- **Supplied material**:
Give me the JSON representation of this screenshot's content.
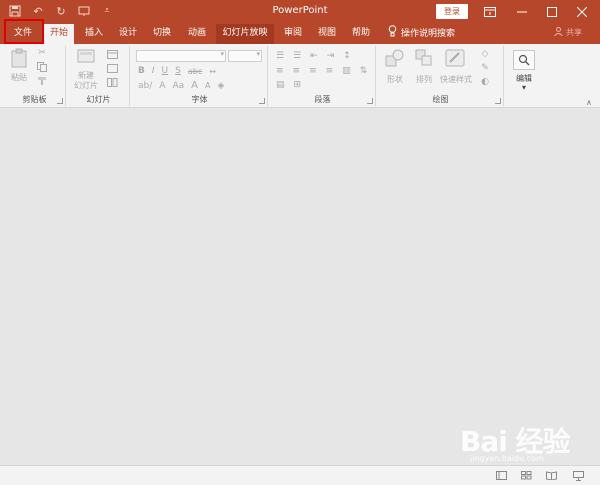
{
  "colors": {
    "accent": "#b7472a",
    "accent_dark": "#a33a20",
    "highlight_box": "#e00000",
    "ribbon_bg": "#f3f3f3",
    "workspace_bg": "#e6e6e6"
  },
  "titlebar": {
    "app_title": "PowerPoint",
    "login_label": "登录",
    "qat_icons": [
      "save-icon",
      "undo-icon",
      "redo-icon",
      "start-from-beginning-icon",
      "customize-qat-icon"
    ]
  },
  "tabs": [
    {
      "label": "文件",
      "state": "normal"
    },
    {
      "label": "开始",
      "state": "active"
    },
    {
      "label": "插入",
      "state": "normal"
    },
    {
      "label": "设计",
      "state": "normal"
    },
    {
      "label": "切换",
      "state": "normal"
    },
    {
      "label": "动画",
      "state": "normal"
    },
    {
      "label": "幻灯片放映",
      "state": "highlighted"
    },
    {
      "label": "审阅",
      "state": "normal"
    },
    {
      "label": "视图",
      "state": "normal"
    },
    {
      "label": "帮助",
      "state": "normal"
    }
  ],
  "tell_me": {
    "label": "操作说明搜索",
    "icon": "lightbulb-icon"
  },
  "share": {
    "label": "共享",
    "icon": "person-icon"
  },
  "ribbon": {
    "clipboard": {
      "label": "剪贴板",
      "paste_label": "粘贴"
    },
    "slides": {
      "label": "幻灯片",
      "new_slide_line1": "新建",
      "new_slide_line2": "幻灯片"
    },
    "font": {
      "label": "字体",
      "bold": "B",
      "italic": "I",
      "underline": "U",
      "strike": "S",
      "spacing": "abc",
      "case": "Aa",
      "grow": "A",
      "shrink": "A"
    },
    "paragraph": {
      "label": "段落"
    },
    "drawing": {
      "label": "绘图",
      "shapes_label": "形状",
      "arrange_label": "排列",
      "quick_styles_label": "快速样式"
    },
    "editing": {
      "label": "编辑"
    }
  },
  "watermark": {
    "text": "Bai 经验",
    "sub": "jingyan.baidu.com"
  }
}
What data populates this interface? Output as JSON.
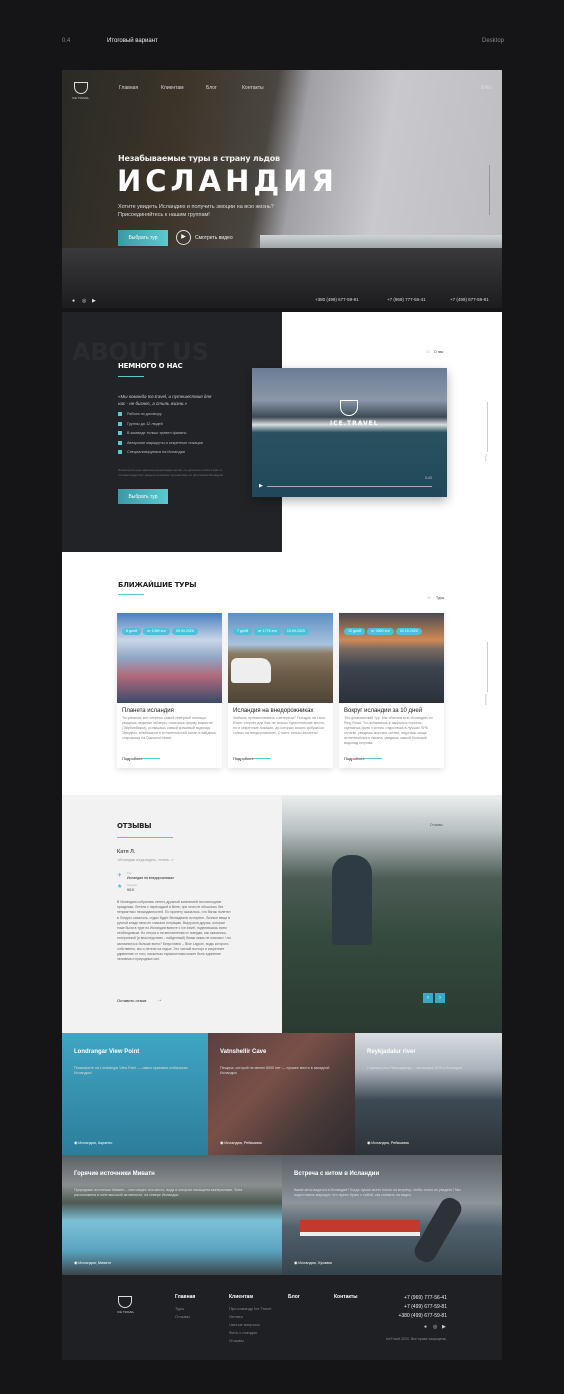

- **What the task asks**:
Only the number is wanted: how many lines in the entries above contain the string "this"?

- **Exercise result**:
2